o Tenants taking advantage of the April grace period should communicate with their landlord.
o The intention of the grace period is to allow for the delay in receiving unemployment benefits.
o Tenants who cannot pay their April rent in full by June 1 should communicate with their landlord and should work with their landlord to establish a payment plan or arrangement to repay all late or unpaid rent. Late payment or nonpayment of any portion of rent should be a last resort where unavoidable.
- A 60-day extension for the payment of rent due for May, 2020 is available upon written request- where a tenant notifies his or her landlord in writing that some or all of the rent due for May, 2020 will be delayed because he or she has become fully or partially unemployed or has had a significant increase in expenses or decrease in revenue specifically as a result of the COVID-19 pandemic.

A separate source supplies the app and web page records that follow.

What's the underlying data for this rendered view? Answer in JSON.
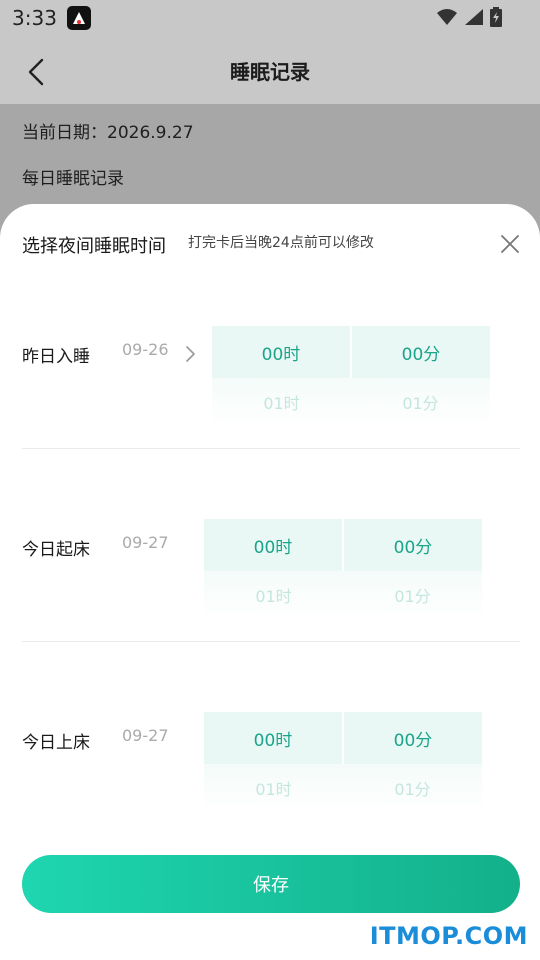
{
  "status_bar": {
    "time": "3:33"
  },
  "header": {
    "title": "睡眠记录"
  },
  "background": {
    "current_date": "当前日期：2026.9.27",
    "section": "每日睡眠记录"
  },
  "sheet": {
    "title": "选择夜间睡眠时间",
    "subtitle": "打完卡后当晚24点前可以修改",
    "rows": [
      {
        "label": "昨日入睡",
        "date": "09-26",
        "hour": "00时",
        "minute": "00分",
        "next_hour": "01时",
        "next_minute": "01分"
      },
      {
        "label": "今日起床",
        "date": "09-27",
        "hour": "00时",
        "minute": "00分",
        "next_hour": "01时",
        "next_minute": "01分"
      },
      {
        "label": "今日上床",
        "date": "09-27",
        "hour": "00时",
        "minute": "00分",
        "next_hour": "01时",
        "next_minute": "01分"
      }
    ],
    "save_label": "保存"
  },
  "watermark": "ITMOP.COM",
  "colors": {
    "accent": "#1aa48a",
    "button_start": "#1ed6b0",
    "button_end": "#13b08a"
  }
}
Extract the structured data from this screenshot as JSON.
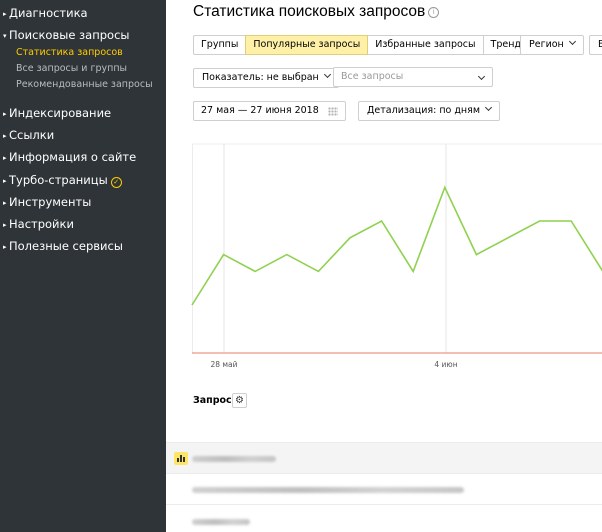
{
  "sidebar": {
    "items": [
      {
        "label": "Диагностика"
      },
      {
        "label": "Поисковые запросы"
      },
      {
        "label": "Индексирование"
      },
      {
        "label": "Ссылки"
      },
      {
        "label": "Информация о сайте"
      },
      {
        "label": "Турбо-страницы"
      },
      {
        "label": "Инструменты"
      },
      {
        "label": "Настройки"
      },
      {
        "label": "Полезные сервисы"
      }
    ],
    "subitems": [
      {
        "label": "Статистика запросов",
        "active": true
      },
      {
        "label": "Все запросы и группы",
        "active": false
      },
      {
        "label": "Рекомендованные запросы",
        "active": false
      }
    ],
    "turbo_badge_icon": "rocket-badge-icon",
    "colors": {
      "background": "#2f3438",
      "active_subitem": "#ffcc00"
    }
  },
  "header": {
    "title": "Статистика поисковых запросов",
    "info_icon": "info-icon"
  },
  "tabs": [
    {
      "label": "Группы",
      "active": false
    },
    {
      "label": "Популярные запросы",
      "active": true
    },
    {
      "label": "Избранные запросы",
      "active": false
    },
    {
      "label": "Тренд",
      "active": false
    }
  ],
  "filters": {
    "region_label": "Регион",
    "extra_label": "В",
    "indicator_label": "Показатель: не выбран",
    "queries_placeholder": "Все запросы",
    "date_range": "27 мая — 27 июня 2018",
    "detail_label": "Детализация: по дням"
  },
  "chart_data": {
    "type": "line",
    "x_ticks": [
      "28 май",
      "4 июн"
    ],
    "series": [
      {
        "values": [
          0.25,
          0.55,
          0.45,
          0.55,
          0.45,
          0.65,
          0.75,
          0.45,
          0.95,
          0.55,
          0.65,
          0.75,
          0.75,
          0.45
        ]
      }
    ],
    "line_color": "#8fd14f",
    "baseline_color": "#e87d6a",
    "grid": true
  },
  "table": {
    "header": "Запрос",
    "settings_icon": "gear-icon",
    "chart_toggle_icon": "bar-chart-icon"
  }
}
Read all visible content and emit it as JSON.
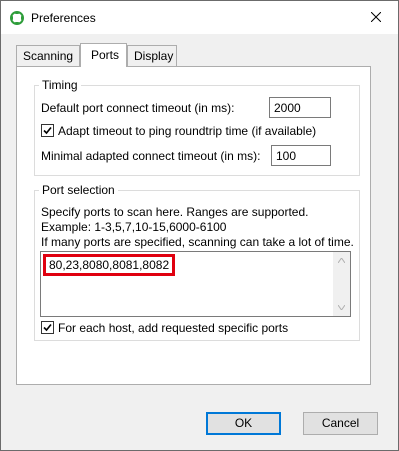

- June rent is due in June as usual
- If a tenant has paid a security deposit of more than one month’s rent, a landlord may, upon tenant’s request, apply the amount of the security deposit that exceeds one month’s rent to pay a portion of the rent due for April, May, or June, 2020. A tenant must notify his or her landlord in writing that he or she has become fully or partially unemployed or has had a significant increase in expenses or decrease in revenue specifically as a result of the COVID-19 pandemic.
o Note that this is only an option for tenants whose landlord is holding MORE than one month’s rent as a security deposit.
o Landlords can require tenants to replenish their security deposit when they renew their lease or when the public emergency is over